The main problems with replenishment, however, are that for developers that are not self-replenishing it can be annoying to find the replenisher (you can buy HC-110 at literally hundreds of larger camera stores, but just try finding the replenisher for it!), and unless you develop a lot of film, the developer will still fail due to oxidation in storage because it doesn't get used and replenished often enough to stay ahead of the deterioration of the developing agent(s).

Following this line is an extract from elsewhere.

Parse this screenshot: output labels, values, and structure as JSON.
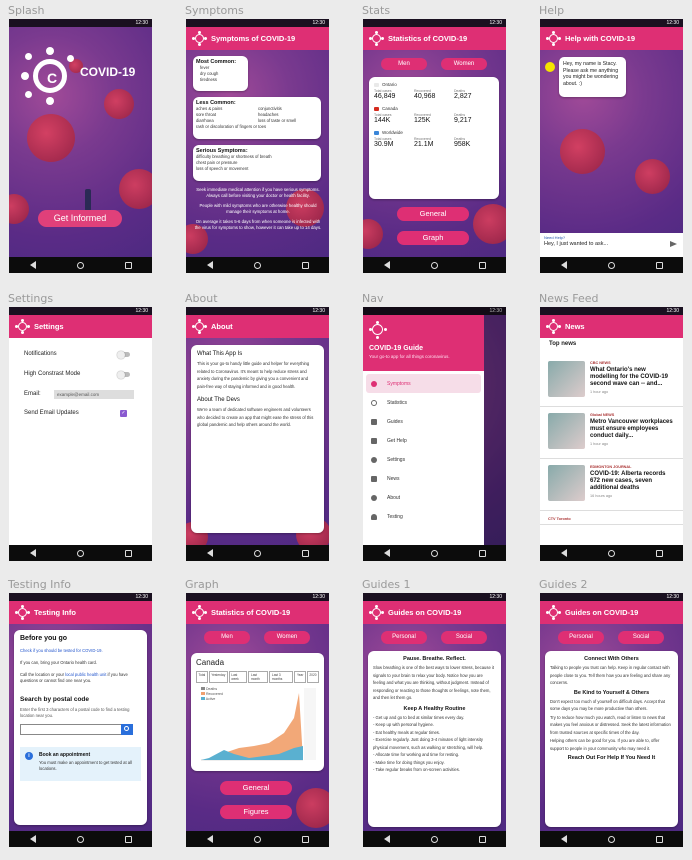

For most amateurs, one-shot developing with dilute developers is the most economic method that gives excellent consistency of results, with two-bath developers in a close second place. And it *is* possible to develop large sheet films economically with dilute developers using any of several methods of minimizing the required amount of liquid (Jobo and such rotary processes, or BTZS type tubes with minimal developer). These methods all require continuous agitation, however, which limits the compensating and speed increasing effect of high dilutions. For my use, I don't think it's excessive to use 8 ounces of HC-110 Dilution G (which contains about 2 ml of syrup) for a 4x5; that much developer has almost enough capacity for three such sheets, but the convenience and consistency of one-shot make it worth using the larger amount of liquid. If it were a big deal, I could easily modify my tube system with cores that would reduce the liquid requirement to 3 ounces, just the minimum for that amount of film. I could just as easily make a tube system that would develop an 8x10 in 12 ounces of liquid (though it might require a bit more adaptation of materials to make the core just the right size).